I shot my mother an exasperated glance.

"You two be nice," is all she said. But what she meant was, You know we always let your little creep of a brother get away with everything; suck it up and grab a thigh!

I looked over at my father, who again avoided my gaze. He scooped tiny spoonfuls of food onto his plate, pretending life with my brother was as normal as the sunrise. A part of me felt sorry for my parents. They had to know that having my brother was the biggest mistake of their lives. If only they'd stopped with me. I'm not saying I'm perfect. But at least I'm not a total embarrassment. I know, some of you are thinking, How embarrassing could it be? Obviously you don't have a little brother whose greatest gift is taking a mouthful of PB& J and squirting it out his left nostril while humming the theme to Skunk Fu!. .. I'm not kidding.

To deal with their misery my parents pretend our lives are normal. But I'm sure if I ever listened at their bedroom door in the middle of the night, I'd hear them crying their eyes out over their humongous mistake. By the way, I'd never listen at my parents' bedroom door. That's disgusting.

The doorbell rang.

I'll get it," hollered Theo.

I jumped up. "It's not for you, you little creep! It's Sybil." I shot an imploring look at my mother.

"Theo, finish your dinner," she said, and smiled at me. Finally some justice.

I let Sybil in, and we went right to my room to make the call.

"What are you going to say to him?" I asked as she punched in Dirk's number.

"We'll ask him about the homework, of course."

"Right, right." I'd forgotten that calling a boy and asking about the homework is a teen girl excuse for calling said boy and talking about anything her heart desires. You don't even need to have a class with a boy to discuss homework. Teen code is so cool. I don't know what I'm going to do when I turn twenty.

"Hello?" Dirk's smooth, sexy voice came on the line. Sybil held the phone between us. I could hear him breathing on the other end. He even breathed sexy.

"Say something," she whispered.

"Huh? You say something."

"He's your date."

"Hellooo?" he repeated.

"But he's not in any of my classes."

"It's not homework, Margot, it's homework."

"Who is this? I can hear you talking, you know."

Sybil eyed me, her lips defiant and tight.

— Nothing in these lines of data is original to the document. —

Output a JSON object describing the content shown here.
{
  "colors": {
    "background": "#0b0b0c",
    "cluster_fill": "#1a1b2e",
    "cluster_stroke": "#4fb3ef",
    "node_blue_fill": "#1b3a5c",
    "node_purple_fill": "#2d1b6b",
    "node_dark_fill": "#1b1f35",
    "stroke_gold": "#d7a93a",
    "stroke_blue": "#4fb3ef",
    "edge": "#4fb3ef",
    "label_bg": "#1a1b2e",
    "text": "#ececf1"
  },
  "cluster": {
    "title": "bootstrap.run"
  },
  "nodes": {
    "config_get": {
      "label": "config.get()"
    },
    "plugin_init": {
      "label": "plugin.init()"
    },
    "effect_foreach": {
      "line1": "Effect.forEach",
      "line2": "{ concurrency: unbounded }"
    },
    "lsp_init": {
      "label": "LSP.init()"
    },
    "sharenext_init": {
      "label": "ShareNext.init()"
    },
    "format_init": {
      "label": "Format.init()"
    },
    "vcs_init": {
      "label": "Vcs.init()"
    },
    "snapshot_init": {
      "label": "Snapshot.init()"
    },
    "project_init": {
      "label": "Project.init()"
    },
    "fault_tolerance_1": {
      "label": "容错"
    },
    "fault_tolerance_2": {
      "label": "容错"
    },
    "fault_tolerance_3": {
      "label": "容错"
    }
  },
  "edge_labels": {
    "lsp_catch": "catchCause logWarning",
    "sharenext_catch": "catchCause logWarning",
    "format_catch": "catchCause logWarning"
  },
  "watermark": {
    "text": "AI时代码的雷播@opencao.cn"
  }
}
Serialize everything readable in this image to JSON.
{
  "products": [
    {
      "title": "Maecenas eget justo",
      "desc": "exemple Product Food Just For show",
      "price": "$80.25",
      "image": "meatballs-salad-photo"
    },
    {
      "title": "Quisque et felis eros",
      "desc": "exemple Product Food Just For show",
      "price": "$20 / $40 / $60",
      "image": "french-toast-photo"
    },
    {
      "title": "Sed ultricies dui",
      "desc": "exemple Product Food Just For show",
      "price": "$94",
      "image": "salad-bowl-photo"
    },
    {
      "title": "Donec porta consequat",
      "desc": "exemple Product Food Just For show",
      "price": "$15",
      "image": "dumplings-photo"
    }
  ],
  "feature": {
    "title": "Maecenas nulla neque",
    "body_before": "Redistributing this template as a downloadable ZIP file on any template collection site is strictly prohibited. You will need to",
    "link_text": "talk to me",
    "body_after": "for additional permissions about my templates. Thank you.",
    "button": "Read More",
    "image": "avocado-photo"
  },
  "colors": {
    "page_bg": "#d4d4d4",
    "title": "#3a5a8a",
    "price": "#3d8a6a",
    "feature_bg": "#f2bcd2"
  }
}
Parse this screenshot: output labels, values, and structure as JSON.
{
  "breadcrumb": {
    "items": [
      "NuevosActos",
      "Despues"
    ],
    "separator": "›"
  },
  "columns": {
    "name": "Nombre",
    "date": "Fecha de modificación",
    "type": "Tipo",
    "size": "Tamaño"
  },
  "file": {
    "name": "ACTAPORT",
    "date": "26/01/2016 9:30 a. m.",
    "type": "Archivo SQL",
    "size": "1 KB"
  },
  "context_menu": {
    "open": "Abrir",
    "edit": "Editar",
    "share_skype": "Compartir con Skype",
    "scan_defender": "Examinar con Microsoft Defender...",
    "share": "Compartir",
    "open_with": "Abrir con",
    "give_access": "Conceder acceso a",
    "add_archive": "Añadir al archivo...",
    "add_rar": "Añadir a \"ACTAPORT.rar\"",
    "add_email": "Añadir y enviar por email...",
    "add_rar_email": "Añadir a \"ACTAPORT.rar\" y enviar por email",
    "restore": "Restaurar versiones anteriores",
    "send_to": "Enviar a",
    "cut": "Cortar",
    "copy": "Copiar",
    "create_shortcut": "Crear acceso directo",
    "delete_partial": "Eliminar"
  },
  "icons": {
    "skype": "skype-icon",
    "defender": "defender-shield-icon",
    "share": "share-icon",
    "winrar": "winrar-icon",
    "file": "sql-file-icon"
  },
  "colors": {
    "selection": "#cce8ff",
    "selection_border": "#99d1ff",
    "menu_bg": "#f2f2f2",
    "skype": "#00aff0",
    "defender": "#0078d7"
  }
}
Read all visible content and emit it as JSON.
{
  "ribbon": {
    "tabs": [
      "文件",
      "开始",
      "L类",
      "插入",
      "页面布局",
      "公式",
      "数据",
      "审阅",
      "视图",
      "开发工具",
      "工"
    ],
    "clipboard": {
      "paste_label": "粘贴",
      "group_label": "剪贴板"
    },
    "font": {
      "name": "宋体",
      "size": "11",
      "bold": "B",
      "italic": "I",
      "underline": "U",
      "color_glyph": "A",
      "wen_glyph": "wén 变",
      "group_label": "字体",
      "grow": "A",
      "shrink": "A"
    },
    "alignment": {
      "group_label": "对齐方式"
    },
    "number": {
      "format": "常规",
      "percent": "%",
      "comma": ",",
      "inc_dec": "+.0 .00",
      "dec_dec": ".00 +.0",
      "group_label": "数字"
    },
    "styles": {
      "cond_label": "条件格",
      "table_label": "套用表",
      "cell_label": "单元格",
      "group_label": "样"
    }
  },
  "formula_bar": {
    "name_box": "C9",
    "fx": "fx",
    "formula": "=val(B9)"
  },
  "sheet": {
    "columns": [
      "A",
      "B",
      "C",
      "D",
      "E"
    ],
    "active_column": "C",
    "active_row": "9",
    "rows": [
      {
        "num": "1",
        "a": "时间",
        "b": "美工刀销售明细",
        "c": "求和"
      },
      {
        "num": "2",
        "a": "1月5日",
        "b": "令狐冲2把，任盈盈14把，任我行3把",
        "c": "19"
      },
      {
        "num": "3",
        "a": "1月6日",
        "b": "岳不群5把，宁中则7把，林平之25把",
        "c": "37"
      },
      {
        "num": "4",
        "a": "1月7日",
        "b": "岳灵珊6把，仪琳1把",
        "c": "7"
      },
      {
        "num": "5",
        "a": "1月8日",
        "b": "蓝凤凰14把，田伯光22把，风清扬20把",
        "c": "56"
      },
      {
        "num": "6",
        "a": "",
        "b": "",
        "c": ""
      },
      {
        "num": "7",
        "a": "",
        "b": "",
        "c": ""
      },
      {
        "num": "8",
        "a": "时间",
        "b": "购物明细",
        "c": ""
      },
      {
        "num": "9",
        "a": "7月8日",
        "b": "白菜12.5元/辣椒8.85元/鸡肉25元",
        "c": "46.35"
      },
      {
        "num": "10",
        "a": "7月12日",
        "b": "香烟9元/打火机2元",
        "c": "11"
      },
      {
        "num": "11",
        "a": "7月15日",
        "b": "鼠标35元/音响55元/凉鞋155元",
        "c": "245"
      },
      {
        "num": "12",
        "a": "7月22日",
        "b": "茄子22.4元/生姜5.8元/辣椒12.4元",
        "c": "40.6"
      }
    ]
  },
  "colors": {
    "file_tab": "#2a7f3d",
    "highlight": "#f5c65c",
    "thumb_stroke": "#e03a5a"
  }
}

It was clear she wasn't going to talk to him. "Umm. Parlez-vous frangais?" The French words crept from my throat. Why I chose a language I could hardly speak I have no idea. I just panicked.

Sybil's eyes widened. "What are you doing? Talk to him in English. He's not going to bite."

"Who is this? Is this some kind of joke?" Dirk demanded.

"Umm, no. No speaky English," I said, and quickly hung up.

Sybil glared at me. "Margot, I made the opening for you. You're going to have to talk to him."

"I know. But I thought you were going to do all the talking this time. You know, tell him what a wonderful person I am and how he was so lucky to be going out with me, while I listened in. Why did you spring him on me like that?"

"Because I knew if I didn't, you'd make some lame excuse why you couldn't talk. And I'm not going to let you blow this opportunity."

"Oh." After a moment I sighed. She knew me too well. "You're right. I just need to work up to it, that's all."

The tension lines around her eyes relaxed. She smiled. "I know you will. Tomorrow."

Suddenly, I was into it. "Yes! Tomorrow I'll show up at school everywhere that Dirk might be, looking ravishing. I'll smile and casually wave in a way that lets him know I'm fun and intelligent but not clingy. No talking involved in that."

It's amazing how much a girl can convey in a smile. Of course, if a girl was, say, shallow and brainless as a tick, her smile would convey that as well. Unfortunately some boys like the brainless type, which is why Amanda and the Twigettes always seem to have boyfriends. But Dirk was different. Any boy who was an athlete and a finalist in the science fair was way too complicated for Amanda's bunch.

"Sounds like a plan," Sybil replied. "Tomorrow we turn that maybe into a yes."